Charlie Sheen and Chuck Lorre: Two figures in philosophical opposition
It's been almost a week since Charlie Sheen went off the fucking chain on the Alex Jones Show, where the insane rant he went on -- in which he (among so many, many other things) called Two and a Half Men creator Chuck Lorre "a contaminated little maggot" who "can't handle my power" -- led to the cancellation of that show. At the end of last night's episode of Mike & Molly, another show he produces, Lorre finally responded in the form of a vanity card -- basically a little "deep thoughts" moment Lorre has a habit of including for a few seconds at the end of all of this shows in which he shares whatever's on his mind -- and though Lorre's thoughts were considerably more measured than Sheen's, both points of view, it seems, have well established philosophic precedents.

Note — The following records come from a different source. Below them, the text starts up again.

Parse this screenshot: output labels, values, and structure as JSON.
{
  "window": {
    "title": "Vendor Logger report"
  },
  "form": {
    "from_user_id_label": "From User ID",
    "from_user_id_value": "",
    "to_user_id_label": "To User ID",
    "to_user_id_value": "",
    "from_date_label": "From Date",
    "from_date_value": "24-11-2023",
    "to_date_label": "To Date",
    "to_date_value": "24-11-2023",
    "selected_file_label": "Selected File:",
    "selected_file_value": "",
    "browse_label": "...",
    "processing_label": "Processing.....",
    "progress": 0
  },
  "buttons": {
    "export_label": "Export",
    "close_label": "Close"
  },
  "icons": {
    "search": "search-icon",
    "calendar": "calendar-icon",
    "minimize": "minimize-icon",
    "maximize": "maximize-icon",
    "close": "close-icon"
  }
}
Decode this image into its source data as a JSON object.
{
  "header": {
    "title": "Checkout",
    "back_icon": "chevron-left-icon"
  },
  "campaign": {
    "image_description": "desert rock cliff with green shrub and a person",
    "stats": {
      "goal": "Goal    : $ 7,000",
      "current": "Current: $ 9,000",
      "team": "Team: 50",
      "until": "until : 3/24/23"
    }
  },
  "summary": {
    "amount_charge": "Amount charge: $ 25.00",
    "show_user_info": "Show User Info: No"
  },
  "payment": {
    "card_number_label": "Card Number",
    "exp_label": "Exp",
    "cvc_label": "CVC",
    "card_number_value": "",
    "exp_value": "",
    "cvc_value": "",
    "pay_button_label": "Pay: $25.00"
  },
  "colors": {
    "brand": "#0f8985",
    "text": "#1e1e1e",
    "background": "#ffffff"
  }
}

Before we get too far into it, here are a few of Sheen's original remarks:
What does this say about Chaim Levine [note: Chaim Levine is Lorre's given name] after he tried to use his words to judge and attempt to degrade me. I gracefully ignored this folly for 177 shows ... I fire back once and this contaminated little maggot can't handle my power and can't handle the truth. I wish him nothing but pain in his silly travels, especially if they wind up in my octagon. Clearly, I have defeated this earthworm with my words -- imagine what I would have done with my fire-breathing fists. I urge all my beautiful and loyal fans who embraced this show for almost a decade to walk with me side-by-side as we march up the steps of justice to right this unconscionable wrong.
After you take a moment to imagine what Sheen could do with his fire-breathing fists, here's Lorre's response (all of these vanity cards, by the way, are cataloged on Lorre's website):
As an endcap to Mike & Molly, it's weirdly cerebral, but as a riff on the Buddhist philosophical concept of the Ātman, it's impressively succinct. For the Buddhists (and this is a pretty gross oversimplification, but it'll serve here), the Ātman is the consciousness of self, the "I" which separates us from the "we" that is the Godhead. When he talks about "an oceanic state of unifying transcendence," he's talking about the Buddhist anatta, or "non-self," which is paradoxically the dhammakaya, which is the "true self" -- beneath our conscious perception of ourselves as individuals (which, as Lorre notes, separates us from others), we are in fact a Greater One -- and conversely, it's our self-imposed separation from the Greater One that causes our pain; pain which we ironically exacerbate by trying to avoid it through obliteration of consciousness. Lorre's dig at Sheen, then, is his postulation that Sheen is philosophically lost, that his folly is his inflated sense of himself, or self in general.
For Lorre, the rejection of self is -- as he explicitly states -- the condition of grace; we find meaning by subverting our individuality. Of course, for the nihilist philosopher Friedrich Nietzsche, the rejection of self is a form of passive nihilism -- basically the idea that nothing has any inherent meaning or value -- "a will to nothingness, succumbing to the void. To Nietzsche, this is weak. For humanity to transcend the inherent meaninglessness that faces it, the responsibility of assigning value falls to the individual.
To clarify, Nietzsche's nihilism is more a phenomenon than a philosophy. At a certain point, he observes, all philosophical codes (like Christianity or Buddhism) break down based on their presumption of intrinsic value; these codes are how we shield ourselves from the despair of meaninglessness, but when we realize that they are in fact codes, they too become meaningless, which ironically leads to further despair. And like Nietzsche, Sheen (in the same rant, actually) rejects the systems of value imposed on him -- he called Scientology "the church of the Martian idiot," for example, and referred to Alcoholics Anonymous as a "cult" that "brainwashed my family and friends."
It's also important to note that Nietzsche was not a proponent of static nihilism -- that things should mean nothing -- his nihilism was rather an acknowledgment of the phenomenon; in fact, to Neitzche, to succumb to meaninglessness was "the danger of dangers," and to do so as a society would be akin to mass suicide.
If things have no inherent value, then the necessity is to effectively ascribe them meaning, and if the weak form of nihilism is to passively observe a flawed value code's decomposition, then the ideal form -- which in Thus Spake Zarathustra Neitzsche describes as the Übermensch, or "superman" -- would be to actively destroy our flawed, existing value systems in order to impose our own values onto the emptiness that remains. The Übermensch, then, is the ultimate form of self, the ultimate individuality, the ultimate will.
The essential theme of Sheen's rant is that he is rolling out fucking magic, bro, and nobody's going to stop him ("I only have one gear: Go" sums it up pretty well). And while he may or may not be the Übermensch, it's certain he'd relate when Nietzsche recasts the "overman" as the spirit of the Lion: "The spirit of the lion says, 'I will.' 'Thou shalt' lies in his way."
Get the Arts & Culture Newsletter
Find out about upcoming performances, exhibitions, openings and special events happening in the Denver art and theater scene.